There is the old made new, always new, ever-renewed, always young, ever-living: Jesus is born, the new Child, God before the ages. He is of the stem of David according to the flesh, but he is the Word from the beginning: -

In the beginning was the Word, and the Word was with God, and the Word was God. The same was in the beginning with God. All things were made by him; and without him was not any thing made that was made. In him was life; and the life was the light of men. (John 1:1-4)

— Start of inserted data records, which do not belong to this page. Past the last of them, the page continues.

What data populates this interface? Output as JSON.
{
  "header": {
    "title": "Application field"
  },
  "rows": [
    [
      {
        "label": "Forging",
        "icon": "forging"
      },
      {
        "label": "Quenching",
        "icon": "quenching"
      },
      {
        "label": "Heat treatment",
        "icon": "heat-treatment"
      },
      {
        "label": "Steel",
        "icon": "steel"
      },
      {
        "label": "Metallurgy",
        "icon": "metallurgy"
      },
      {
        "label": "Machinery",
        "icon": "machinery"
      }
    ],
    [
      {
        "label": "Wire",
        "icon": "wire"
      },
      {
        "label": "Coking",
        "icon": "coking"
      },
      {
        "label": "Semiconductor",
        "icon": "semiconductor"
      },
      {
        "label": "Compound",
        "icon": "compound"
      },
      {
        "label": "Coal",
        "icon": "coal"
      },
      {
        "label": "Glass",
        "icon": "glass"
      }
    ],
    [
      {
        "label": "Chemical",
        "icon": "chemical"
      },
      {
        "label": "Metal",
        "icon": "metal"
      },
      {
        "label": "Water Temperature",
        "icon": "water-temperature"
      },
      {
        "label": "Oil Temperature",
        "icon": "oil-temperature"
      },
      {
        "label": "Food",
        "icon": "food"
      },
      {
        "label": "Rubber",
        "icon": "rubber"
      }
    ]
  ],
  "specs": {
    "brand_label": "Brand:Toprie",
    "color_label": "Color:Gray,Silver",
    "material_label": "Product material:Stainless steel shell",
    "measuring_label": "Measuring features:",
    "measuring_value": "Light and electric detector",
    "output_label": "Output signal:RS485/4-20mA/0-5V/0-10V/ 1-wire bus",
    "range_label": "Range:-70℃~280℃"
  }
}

Yes, Jesus Christ is God and man. He has destroyed all barriers of history, time, place, geography, ethnicity, past, present and future; barriers between people, Jews and pagans, male and female, slave and free, great and small, to make humanity into the new man, as he is one with the Father and the Holy Spirit. In him all nations are reconciled, all parties and mind-sets, all trends unite in him, as Saint Paul says: -

But now in Christ Jesus ye who sometimes were far off are made nigh by the blood of Christ. For he is our peace, who hath made both one, and hath broken down the middle wall of partition between us; having abolished in his flesh the enmity, even the law of commandments contained in ordinances; for to make in himself of twain one new man, so making peace; and that he might reconcile both unto God in one body by the cross, having slain the enmity thereby: and came and preached peace to you which were afar off, and to them that were nigh. (Ephesians 2:13-17)

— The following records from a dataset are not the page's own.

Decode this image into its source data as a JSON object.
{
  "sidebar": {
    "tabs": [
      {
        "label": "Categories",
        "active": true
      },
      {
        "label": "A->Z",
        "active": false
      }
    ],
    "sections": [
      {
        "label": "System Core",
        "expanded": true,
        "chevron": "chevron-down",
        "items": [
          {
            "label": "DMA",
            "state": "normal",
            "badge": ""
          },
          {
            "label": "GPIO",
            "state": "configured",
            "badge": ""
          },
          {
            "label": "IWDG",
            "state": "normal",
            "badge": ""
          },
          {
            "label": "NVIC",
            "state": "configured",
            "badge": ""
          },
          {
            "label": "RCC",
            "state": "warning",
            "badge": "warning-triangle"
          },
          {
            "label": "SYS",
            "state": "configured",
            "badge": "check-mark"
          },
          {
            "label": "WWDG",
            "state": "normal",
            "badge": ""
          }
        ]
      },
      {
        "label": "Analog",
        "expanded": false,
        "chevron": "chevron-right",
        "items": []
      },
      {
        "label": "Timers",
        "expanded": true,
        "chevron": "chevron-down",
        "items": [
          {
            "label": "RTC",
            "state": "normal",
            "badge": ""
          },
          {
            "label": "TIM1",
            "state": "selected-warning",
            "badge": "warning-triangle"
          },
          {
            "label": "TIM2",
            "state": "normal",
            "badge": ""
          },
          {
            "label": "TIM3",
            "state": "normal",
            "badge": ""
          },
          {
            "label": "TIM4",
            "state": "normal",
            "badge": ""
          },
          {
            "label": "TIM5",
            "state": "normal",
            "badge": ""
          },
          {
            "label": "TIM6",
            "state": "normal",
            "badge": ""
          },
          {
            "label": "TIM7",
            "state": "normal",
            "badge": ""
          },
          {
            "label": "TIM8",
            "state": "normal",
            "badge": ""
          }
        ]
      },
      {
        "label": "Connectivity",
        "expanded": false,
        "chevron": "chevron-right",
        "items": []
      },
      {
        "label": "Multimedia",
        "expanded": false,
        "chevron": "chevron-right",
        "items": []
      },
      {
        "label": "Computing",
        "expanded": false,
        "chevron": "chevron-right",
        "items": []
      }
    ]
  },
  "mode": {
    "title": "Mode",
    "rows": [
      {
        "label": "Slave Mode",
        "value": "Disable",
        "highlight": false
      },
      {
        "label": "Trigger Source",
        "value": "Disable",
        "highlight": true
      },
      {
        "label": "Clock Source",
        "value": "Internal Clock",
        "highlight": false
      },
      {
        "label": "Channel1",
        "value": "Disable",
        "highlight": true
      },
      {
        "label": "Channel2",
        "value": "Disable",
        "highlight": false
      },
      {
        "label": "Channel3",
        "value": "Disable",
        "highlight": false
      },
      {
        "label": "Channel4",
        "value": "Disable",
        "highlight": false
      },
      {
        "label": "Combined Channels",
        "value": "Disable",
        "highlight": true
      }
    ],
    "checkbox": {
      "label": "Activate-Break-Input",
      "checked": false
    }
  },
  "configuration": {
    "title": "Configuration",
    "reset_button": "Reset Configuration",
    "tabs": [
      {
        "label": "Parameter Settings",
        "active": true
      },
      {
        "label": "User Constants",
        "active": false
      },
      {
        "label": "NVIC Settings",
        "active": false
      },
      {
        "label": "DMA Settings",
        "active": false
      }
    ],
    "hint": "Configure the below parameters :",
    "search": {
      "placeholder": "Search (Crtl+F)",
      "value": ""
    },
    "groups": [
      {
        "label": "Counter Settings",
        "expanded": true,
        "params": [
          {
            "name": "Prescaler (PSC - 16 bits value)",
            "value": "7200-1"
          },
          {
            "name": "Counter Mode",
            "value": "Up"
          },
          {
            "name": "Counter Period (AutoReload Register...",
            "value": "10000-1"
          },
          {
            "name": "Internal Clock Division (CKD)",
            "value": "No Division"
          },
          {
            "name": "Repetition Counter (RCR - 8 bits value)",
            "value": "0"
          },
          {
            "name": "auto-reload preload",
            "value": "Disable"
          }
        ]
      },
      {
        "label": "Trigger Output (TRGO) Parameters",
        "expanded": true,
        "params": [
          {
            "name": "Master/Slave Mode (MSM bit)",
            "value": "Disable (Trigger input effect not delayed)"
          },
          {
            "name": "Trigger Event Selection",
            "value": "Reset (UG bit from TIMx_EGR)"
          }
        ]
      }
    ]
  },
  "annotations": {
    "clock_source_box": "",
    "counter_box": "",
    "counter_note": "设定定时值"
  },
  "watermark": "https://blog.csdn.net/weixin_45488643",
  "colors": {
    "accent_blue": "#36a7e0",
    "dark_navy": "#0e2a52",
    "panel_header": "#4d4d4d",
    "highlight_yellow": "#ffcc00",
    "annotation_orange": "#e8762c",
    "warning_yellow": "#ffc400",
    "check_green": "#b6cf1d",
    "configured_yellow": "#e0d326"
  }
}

Paul unifies his thoughts, feelings, vision, message and Gospel around Jesus – bringing together all the ways of seeing, Scriptures and languages that he knew and the Roman, Greek, Hebraic, Aramaic, Semitic civilizations with which he was familiar.

Paul is a lover of Jesus: he became so twice. He loved him without knowing him in the Torah and the Prophets; he loved him a second time on the road to Damascus after the experience of the vision of Jesus Christ risen from the dead. “God …separated me from my mother's womb, and called me by his grace.” (Galatians 1:15)

So Paul unites in himself, his life, teachings and spiritual experience what Saint John said in his Gospel: “And of his fullness have all we received, and grace for grace. For the law was given by Moses, but grace and truth came by Jesus Christ.” (John 1: 16, 17)